Input Block Start
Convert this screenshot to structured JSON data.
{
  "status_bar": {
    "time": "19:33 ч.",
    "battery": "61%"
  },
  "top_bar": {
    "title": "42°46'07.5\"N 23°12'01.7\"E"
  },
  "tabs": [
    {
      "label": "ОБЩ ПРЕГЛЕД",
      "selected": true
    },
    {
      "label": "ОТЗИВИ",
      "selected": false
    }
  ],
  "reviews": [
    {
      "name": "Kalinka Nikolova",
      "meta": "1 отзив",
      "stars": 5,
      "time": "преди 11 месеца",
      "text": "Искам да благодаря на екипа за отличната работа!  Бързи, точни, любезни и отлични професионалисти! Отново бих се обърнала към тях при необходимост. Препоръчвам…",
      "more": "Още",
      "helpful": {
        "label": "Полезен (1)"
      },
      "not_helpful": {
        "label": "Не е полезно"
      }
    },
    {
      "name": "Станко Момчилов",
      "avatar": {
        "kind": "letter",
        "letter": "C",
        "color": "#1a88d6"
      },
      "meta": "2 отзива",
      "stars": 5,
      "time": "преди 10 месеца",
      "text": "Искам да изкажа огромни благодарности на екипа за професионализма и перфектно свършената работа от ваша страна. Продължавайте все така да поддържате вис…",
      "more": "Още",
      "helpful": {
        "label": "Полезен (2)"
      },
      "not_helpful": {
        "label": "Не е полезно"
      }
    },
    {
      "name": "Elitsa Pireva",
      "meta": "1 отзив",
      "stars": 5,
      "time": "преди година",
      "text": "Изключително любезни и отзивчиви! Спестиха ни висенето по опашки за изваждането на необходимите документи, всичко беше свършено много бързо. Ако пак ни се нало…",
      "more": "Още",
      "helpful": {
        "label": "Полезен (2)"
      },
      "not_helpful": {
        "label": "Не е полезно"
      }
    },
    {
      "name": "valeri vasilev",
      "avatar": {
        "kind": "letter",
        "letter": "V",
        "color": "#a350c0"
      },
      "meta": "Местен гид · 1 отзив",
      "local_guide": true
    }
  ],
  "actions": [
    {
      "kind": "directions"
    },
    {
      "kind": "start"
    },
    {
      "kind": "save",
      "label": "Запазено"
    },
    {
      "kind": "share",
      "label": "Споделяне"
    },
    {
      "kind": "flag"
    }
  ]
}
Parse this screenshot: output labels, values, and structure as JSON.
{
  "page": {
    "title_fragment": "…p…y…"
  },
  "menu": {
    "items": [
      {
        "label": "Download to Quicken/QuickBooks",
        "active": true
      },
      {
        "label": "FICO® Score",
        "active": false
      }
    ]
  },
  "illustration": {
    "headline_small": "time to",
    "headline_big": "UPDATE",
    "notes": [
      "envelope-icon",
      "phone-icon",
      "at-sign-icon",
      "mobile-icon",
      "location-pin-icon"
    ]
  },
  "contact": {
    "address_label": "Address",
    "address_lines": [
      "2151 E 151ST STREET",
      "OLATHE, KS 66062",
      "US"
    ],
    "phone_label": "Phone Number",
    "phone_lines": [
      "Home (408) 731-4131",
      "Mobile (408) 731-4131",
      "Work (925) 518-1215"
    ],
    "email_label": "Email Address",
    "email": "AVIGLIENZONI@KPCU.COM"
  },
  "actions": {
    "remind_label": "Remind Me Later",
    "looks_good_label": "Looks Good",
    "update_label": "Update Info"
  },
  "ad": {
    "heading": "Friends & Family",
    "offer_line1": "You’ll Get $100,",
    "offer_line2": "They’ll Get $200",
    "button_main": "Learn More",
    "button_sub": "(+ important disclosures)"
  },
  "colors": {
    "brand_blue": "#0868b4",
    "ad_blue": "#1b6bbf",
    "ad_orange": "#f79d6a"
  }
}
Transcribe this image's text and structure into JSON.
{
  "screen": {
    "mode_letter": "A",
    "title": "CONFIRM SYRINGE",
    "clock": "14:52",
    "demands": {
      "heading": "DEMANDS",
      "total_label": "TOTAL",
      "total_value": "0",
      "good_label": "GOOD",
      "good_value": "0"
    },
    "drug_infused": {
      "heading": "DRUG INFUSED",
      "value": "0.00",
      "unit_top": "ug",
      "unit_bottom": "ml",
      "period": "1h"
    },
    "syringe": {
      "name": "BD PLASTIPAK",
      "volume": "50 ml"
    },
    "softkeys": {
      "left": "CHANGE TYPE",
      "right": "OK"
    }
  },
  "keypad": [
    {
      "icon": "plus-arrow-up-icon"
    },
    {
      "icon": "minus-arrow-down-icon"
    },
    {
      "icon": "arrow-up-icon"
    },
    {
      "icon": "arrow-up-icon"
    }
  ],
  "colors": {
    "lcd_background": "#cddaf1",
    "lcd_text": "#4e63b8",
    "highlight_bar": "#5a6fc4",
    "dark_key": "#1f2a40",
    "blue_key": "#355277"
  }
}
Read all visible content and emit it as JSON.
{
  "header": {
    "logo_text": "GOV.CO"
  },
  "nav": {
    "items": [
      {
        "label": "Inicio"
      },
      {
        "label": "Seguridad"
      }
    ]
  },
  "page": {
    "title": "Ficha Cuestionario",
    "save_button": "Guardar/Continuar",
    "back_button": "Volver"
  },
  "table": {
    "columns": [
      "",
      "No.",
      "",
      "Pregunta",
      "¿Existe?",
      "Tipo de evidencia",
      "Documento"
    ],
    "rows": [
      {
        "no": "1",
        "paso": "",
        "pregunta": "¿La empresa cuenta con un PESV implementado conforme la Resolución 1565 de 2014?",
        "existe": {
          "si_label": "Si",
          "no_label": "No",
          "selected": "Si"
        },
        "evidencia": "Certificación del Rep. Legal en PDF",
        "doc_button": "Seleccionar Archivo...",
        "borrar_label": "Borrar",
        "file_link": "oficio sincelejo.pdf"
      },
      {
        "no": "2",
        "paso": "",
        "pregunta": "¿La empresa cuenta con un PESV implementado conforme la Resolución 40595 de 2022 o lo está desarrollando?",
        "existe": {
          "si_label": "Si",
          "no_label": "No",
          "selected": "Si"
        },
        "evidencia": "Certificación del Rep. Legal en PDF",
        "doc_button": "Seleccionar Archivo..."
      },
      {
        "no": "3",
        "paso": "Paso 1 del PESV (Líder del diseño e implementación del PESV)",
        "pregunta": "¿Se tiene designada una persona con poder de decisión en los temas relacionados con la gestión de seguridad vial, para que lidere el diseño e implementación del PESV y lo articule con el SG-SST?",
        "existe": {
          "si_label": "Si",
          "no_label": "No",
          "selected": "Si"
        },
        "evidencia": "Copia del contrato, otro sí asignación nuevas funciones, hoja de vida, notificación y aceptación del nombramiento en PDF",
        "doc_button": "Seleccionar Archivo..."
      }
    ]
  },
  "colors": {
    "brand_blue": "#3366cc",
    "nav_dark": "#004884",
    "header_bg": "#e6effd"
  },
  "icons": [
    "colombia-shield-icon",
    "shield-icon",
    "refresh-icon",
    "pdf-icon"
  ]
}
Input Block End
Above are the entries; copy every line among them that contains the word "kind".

        "kind": "letter",
        "kind": "letter",
      "kind": "directions"
      "kind": "start"
      "kind": "save",
      "kind": "share",
      "kind": "flag"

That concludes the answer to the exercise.